- A delinquency will have the largest impact on your credit scores when it’s first reported. But as the delinquency ages, the impact on your scores should decrease. The length of time your scores take to recover may depend on any other negative issues that might be affecting them.
It’s important to remember that each credit bureau has its own way of evaluating your information and assigning you a credit score. A late payment could have a more significant impact on one score than on another, which is one reason why your scores may vary between credit bureaus.
Is payment history a big factor in my credit scores?
Your payment history is a big deal. In the FICO® credit-scoring model, payment history accounts for roughly 35% of your total FICO credit scores.
Can I get late payments removed from my credit report?
First things first: If your bills are past due, the sooner you can pay them off, the better. As we noted above, the damaging effects of a late payment on your credit scores can increase if you let the delinquency drag on.
But say you want to go a step further and try to actually remove a late payment from your credit reports. There are several ways you might try to go about this, and they differ depending on the particular situation.
- Write a goodwill letter. There’s no guarantee it will work, but you can try writing a goodwill letter that explains your history with the lender, your situation and the fact that you take responsibility for the error. In some cases, this may be enough — but don’t count on it. You may have better luck with this method if you have an otherwise stellar history of making payments on time.
- Negotiate. Another potential way to remove a late payment is negotiating with your lender. Your lender may remove the negative mark if you agree to a partial settlement or to pay off the debt in full. If you reach an agreement, make sure to get it in writing.
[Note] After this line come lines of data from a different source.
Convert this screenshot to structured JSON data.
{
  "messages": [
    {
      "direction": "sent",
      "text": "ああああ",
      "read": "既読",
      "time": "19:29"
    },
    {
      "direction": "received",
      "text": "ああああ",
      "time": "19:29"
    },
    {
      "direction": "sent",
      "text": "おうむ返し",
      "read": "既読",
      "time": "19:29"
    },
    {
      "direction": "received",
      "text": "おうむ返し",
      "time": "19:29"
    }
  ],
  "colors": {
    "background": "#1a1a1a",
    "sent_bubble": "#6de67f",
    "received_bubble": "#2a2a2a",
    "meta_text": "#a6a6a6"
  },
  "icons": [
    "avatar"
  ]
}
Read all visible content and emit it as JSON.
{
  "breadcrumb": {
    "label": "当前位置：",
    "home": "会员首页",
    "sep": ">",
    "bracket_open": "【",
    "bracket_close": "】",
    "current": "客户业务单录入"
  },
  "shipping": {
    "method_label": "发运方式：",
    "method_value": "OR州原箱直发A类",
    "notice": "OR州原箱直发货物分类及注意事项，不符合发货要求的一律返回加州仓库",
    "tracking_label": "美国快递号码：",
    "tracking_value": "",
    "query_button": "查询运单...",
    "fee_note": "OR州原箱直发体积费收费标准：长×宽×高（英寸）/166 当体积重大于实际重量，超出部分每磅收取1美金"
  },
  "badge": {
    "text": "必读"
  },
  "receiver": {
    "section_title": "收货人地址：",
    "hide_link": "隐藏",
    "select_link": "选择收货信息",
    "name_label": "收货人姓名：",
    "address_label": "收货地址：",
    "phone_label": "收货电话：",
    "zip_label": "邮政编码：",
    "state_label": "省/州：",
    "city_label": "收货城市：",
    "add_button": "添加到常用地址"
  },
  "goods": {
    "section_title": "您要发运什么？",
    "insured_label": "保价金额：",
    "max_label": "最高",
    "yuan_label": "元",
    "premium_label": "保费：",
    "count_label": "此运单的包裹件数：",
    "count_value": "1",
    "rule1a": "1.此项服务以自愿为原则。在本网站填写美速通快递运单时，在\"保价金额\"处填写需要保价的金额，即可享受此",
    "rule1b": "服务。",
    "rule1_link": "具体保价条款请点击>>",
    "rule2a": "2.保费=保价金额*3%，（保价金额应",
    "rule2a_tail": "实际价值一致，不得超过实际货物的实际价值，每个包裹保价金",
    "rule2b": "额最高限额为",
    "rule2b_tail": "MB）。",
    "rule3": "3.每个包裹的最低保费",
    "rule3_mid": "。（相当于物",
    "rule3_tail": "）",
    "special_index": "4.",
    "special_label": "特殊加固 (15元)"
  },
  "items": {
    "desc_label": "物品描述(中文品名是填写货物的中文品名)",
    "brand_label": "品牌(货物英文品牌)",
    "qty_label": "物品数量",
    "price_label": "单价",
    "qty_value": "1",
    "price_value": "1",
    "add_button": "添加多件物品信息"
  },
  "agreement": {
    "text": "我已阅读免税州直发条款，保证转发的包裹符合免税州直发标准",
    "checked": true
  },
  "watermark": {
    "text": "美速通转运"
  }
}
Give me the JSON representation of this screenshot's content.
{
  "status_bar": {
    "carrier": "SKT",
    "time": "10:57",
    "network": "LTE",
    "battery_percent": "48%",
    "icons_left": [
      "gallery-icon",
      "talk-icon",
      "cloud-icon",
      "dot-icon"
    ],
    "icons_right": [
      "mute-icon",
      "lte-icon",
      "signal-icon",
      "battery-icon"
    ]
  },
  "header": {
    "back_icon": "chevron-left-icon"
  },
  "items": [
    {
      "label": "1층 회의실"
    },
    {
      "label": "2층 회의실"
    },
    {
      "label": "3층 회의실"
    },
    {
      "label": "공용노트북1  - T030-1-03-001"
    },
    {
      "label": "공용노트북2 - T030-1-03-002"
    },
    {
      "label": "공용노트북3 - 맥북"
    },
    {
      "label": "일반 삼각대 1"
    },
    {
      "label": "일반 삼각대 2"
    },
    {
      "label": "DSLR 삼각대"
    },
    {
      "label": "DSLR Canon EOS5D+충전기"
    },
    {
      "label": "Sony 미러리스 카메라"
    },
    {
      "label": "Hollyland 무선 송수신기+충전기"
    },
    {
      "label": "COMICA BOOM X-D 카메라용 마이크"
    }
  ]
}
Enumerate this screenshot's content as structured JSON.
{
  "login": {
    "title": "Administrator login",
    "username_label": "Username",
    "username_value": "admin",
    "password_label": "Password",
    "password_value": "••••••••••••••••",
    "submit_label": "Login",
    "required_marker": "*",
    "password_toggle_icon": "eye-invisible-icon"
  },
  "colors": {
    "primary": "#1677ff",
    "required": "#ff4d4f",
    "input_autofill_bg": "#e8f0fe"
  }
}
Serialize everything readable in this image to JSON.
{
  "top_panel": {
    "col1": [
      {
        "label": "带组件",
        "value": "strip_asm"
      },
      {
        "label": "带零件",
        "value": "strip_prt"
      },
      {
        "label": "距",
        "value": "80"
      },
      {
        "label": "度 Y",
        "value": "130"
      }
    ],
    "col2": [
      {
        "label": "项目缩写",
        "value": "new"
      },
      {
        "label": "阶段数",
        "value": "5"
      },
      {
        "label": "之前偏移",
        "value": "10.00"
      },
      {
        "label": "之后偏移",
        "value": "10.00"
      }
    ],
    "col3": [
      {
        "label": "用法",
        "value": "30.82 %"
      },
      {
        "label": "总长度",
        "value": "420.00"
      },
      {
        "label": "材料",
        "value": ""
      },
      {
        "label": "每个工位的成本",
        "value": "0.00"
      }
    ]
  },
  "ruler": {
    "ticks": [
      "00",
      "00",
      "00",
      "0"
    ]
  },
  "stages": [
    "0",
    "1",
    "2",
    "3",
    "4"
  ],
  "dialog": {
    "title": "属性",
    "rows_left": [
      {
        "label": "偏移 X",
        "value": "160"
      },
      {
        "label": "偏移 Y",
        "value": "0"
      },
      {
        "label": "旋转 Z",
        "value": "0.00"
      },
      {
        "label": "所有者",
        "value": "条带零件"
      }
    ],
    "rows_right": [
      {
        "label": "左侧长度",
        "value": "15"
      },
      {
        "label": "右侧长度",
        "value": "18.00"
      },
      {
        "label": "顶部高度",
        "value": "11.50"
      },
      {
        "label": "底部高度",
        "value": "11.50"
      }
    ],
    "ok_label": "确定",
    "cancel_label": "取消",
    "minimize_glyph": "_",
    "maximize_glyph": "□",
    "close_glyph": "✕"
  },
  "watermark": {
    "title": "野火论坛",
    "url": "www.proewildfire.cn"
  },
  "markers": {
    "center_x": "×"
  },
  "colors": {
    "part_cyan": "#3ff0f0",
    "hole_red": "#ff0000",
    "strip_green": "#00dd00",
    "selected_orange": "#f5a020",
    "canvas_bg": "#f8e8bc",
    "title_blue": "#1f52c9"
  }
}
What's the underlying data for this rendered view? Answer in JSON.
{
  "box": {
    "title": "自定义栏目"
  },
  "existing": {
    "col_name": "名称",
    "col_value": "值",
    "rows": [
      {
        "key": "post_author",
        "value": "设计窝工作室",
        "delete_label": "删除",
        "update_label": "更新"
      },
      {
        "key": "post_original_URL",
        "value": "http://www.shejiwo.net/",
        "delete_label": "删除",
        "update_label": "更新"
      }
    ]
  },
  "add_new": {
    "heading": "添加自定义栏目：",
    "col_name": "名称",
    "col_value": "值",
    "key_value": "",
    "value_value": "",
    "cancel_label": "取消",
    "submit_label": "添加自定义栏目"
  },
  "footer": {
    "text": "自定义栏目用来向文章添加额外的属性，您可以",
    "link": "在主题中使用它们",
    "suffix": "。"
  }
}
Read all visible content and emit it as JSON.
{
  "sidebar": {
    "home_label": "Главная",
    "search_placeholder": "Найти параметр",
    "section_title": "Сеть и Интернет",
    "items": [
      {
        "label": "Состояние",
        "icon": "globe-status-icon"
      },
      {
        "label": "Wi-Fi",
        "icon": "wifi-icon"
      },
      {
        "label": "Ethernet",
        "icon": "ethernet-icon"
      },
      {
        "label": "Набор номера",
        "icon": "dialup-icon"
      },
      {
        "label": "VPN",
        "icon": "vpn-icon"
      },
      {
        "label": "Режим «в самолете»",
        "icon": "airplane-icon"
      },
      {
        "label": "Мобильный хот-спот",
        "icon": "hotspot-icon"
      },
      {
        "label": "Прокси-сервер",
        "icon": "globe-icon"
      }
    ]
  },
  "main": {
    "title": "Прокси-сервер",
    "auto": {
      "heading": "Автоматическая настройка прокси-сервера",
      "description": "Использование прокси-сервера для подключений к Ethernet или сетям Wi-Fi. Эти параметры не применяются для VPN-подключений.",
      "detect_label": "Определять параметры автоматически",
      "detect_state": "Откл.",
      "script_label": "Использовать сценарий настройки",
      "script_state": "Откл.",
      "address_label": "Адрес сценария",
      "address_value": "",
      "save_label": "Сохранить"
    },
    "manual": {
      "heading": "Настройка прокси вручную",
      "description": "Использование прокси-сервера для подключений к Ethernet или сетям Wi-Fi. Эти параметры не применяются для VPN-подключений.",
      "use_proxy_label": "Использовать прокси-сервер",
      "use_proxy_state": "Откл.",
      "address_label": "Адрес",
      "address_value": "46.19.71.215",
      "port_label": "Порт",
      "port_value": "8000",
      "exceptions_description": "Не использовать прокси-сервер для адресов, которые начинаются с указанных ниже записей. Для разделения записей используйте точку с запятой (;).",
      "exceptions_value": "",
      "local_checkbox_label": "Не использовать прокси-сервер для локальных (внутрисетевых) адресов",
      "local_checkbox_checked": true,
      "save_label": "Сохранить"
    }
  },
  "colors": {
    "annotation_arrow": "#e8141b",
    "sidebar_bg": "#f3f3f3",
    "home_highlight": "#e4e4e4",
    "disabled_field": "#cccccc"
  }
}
- Dispute errors on your credit reports. If you see a payment on your credit reports that was incorrectly marked late, you can dispute the error with the credit bureaus. You have the right to challenge errors on your reports, and if a credit bureau can’t verify the accuracy of the information on your report, it must remove that information. You’ll also want to notify the appropriate lender to explain that you’re disputing the information provided to the bureau. Many lenders specify an address for disputes.
Credit Karma offers free credit reports from two of the major credit bureaus, TransUnion® and Equifax®. You can dispute an erroneous late payment on your TransUnion credit report using Credit Karma’s Direct Dispute™ feature. To start, simply click on the account with the error and look for Direct Dispute™ in the details of the account.
Next steps: How to avoid late payments
Avoiding late payments can be easy if you set up a plan and have the resources to cover your expenses. One tactic you can use is set up automatic payments to pay the minimum amount due each month so you will never be late. You can always opt to pay an additional amount at any time.
Of course, not everyone likes having automatic payments taken out of their bank accounts. If that’s not your style, you can simply open your favorite calendar app and set recurring reminders to pay each bill before the due date. Just don’t forget to add a reminder each time you open a new account or when your payment date changes.
Another way to reduce the possibility of missing a payment is reducing the number of bills you pay each month.
Rather than juggle multiple credit card payments each month, you may want to explore whether a balance transfer credit card could help you consolidate high-interest credit card debt into a single card with a single bill. Alternatively, if a balance transfer credit card isn’t the right choice for your situation, a personal loan may be an option to help lower your overall debt’s interest rate and consolidate your bills into a single payment. In the end, you’ll have fewer payments to keep track of each month — and you may even reduce how long it will take to repay your debt.